As news emerged that student loan debt figures had risen more than ever, the options were severely reevaluated by people wanting to go to college. Most of the panic and doubt, however, stem from inadequate information.
Different sources have made it appear that student loans are a challenge to be faced when, in reality, they are the keys to success. Student loans are a form of installment loan that funds for college, covering tuition, fees, books, and living expenses, and other related costs.
Student loans are, like all types of loans, borrowed funds that you will repay, including any interest and fees involved with them. But student loan interest is sometimes paused or deferred, and you might be wondering that when it is, should you still make payments?
Exploring Student Loans
It’s relatively simple, but it needs to be reiterated: student loans are necessary because they are a way to get a higher education. Some think that college isn’t an essential step for success.
Some staunchly claim that a college degree is essential to find a career that is rewarding and enduring. The reality is, it is a form of security to get a college education. When you complete your higher education, you guarantee that more career opportunities are available for you.
With college-level competence, as opposed to someone who has not completed their college degree, you are more eligible. More skills and knowledge contribute to a better-paying career that can help to offset student loan debt.
Student Loan Interest Deferment
You can have multiple federal loan options based on your financial need, and one of them is direct subsidized loans that are provided to undergraduate students based on economic condition.
The amount for which you qualify varies on your year in school and whether you are deemed financially autonomous from your parents. The government subsidizes these loans, ensuring interest does not accrue when you are in school or during deferment periods.
But when you graduate or drop below half-time status, it does begin to accrue. There are two essential things to remember when it comes to deferment and forbearance, though.
- In certain situations, during your period of deferment or forbearance, interest will accrue (except for certain forbearances, such as the one granted in the US as a consequence of the national emergency brought by COVID-19). This ensures that your balance will rise, and throughout the loan, you will pay more.
- If you’re seeking loan forgiveness, any deferment or forbearance period is not going to count toward your requirements for forgiveness.

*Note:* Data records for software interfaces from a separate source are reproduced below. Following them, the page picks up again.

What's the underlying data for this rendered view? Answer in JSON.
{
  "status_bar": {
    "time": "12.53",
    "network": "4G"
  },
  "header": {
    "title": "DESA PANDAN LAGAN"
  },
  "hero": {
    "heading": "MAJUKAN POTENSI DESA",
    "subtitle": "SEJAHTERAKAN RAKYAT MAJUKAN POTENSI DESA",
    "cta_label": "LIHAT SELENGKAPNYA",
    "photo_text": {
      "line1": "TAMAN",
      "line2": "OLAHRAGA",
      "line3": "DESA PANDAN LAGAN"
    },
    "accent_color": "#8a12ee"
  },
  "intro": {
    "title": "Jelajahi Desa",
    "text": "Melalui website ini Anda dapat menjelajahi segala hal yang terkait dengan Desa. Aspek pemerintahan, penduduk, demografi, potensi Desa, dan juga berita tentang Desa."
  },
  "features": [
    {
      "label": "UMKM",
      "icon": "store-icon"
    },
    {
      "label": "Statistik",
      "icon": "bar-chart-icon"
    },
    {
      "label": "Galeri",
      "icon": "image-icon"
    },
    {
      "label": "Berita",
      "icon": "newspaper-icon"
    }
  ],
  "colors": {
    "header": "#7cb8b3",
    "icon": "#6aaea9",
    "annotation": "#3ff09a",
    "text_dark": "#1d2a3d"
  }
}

This means that once you resume repayment, you’ll stop making progress toward forgiveness.
Making Payments When Student Loan Interest Is Paused
You can suspend your payments temporarily if you are eligible for a deferment or forbearance. Try paying the interest that accumulates over the time if you choose to use a deferment or forbearance so that you can escape any of the implications.
Let’s say you have a $30,000 loan balance and a 6% interest rate. You are in forbearance for a year right after entering repayment; your loans will accrue $1,800 in interest. If the interest is not paid, it will be capitalized (added to your principal balance).
Since interest accrues on the principal balance, capitalization would result in more interest accruing over time than if the interest was paid. For most repayment schemes, it will also boost your monthly payment.
In this case, interest capitalization would raise your monthly payment by $20 a month if you were on the Standard Repayment Plan and increase the overall amount you would pay by around $600.
Before you seek deferment or forbearance, it may be worth trying another repayment option because of the effect on interest and eventual loan forgiveness. For instance, if you turn to an income-driven repayment plan, your payments could be more manageable. To find out whether another repayment plan may be the right choice for you, contact your loan servicer.